Hospital losses on publicly insured patients rose at double-digit rates while the cost of uncompensated care increased by 8% last year, the American Hospital Association said.
Medicare losses at U.S. general acute-care hospitals rose 20% to $18.6 billion in 2006, and unpaid costs on care for Medicaid patients climbed 15.3% to $11.3 billion. Uncompensated carewhich includes two expenses, charity care and bad debtclimbed 8.3% to $31.2 billion. But as a percentage of overall expenses, uncompensated care remained fairly steady at 5.7% compared with 5.6% a year earlier, according to the Chicago-based trade groups statistics (See Cover Story, p. 6).
Such expenses are at the heart of an ongoing debate over how to measure the value of community aid provided by not-for-profit hospitals in exchange for certain tax breaks. The AHAs latest figures come as the Internal Revenue Service readies to establish a national standard for how and what to count toward so-called community benefits, one that is likely to exclude losses on Medicare and bad debt (Oct. 15, p. 8). Meanwhile, Sen. Chuck Grassley (R-Iowa) called for an Oct. 30 round table with government, healthcare and charity officials to address proposed reforms. Charitable hospitals benefit from very significant tax breaks, Grassley said in a written statement. Its important to understand what theyre doing to help those in need to justify such beneficial treatment under the tax laws.
Industry insiders have uniformly endorsed including as a community benefit the write-offs for patients who quality for hospitals charity programs or Medicaid, the safety net insurer financed by state and federal tax dollars. But the AHA and a second powerful trade group, the St. Louis-based Catholic Health Association, have split over the two remaining expenses: Medicare and bad debt, or the cost of unpaid bills from patients who do not qualify for aid.
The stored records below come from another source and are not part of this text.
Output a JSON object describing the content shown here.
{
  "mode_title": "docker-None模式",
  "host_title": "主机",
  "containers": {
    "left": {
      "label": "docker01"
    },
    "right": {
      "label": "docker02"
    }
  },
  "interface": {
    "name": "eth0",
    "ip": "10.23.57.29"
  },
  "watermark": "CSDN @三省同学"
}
The two organizations put forward rival reporting criteria. The IRS earlier this summer released a draft of proposed standards that adopted the Catholic trade groups more conservative model. The agency said in June the new reporting form may be required as early as tax year 2008. The AHA continues to lobby for less restrictive criteria and more time for hospitals to adopt the new reporting rules.
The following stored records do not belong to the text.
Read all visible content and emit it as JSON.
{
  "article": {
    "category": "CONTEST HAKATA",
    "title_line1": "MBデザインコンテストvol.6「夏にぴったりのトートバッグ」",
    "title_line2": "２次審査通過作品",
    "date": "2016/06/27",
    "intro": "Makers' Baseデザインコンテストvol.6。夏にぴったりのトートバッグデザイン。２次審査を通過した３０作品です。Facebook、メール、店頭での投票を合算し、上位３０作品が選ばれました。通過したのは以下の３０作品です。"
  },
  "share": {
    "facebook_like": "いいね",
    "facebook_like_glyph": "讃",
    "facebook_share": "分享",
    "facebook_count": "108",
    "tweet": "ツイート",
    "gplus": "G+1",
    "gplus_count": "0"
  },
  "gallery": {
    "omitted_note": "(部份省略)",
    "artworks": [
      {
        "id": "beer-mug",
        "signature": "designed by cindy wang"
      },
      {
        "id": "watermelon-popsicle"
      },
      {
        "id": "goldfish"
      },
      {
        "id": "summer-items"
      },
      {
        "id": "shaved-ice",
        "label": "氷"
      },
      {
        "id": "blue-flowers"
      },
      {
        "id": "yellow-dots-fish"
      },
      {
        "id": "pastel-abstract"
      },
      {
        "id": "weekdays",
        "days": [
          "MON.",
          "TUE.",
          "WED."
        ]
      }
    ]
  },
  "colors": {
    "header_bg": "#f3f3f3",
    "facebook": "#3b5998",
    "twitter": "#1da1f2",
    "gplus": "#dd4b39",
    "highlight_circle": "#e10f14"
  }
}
The magnitude of the Medicare and Medicaid shortfalls just keep rising, said Caroline Steinberg, the AHAs vice president of trends analysis, who argued such losses prove particularly troubling considering that the insurers account for roughly half of hospitals business. Last year marked the first time the AHA released losses on the pair of subsidized insurers.
Steinberg said private payers end up shouldering the costs as hospitals seek to offset losses from public plans. The real question is how long is the private sector willing to cover the shortfalls from Medicare and Medicaid? she said.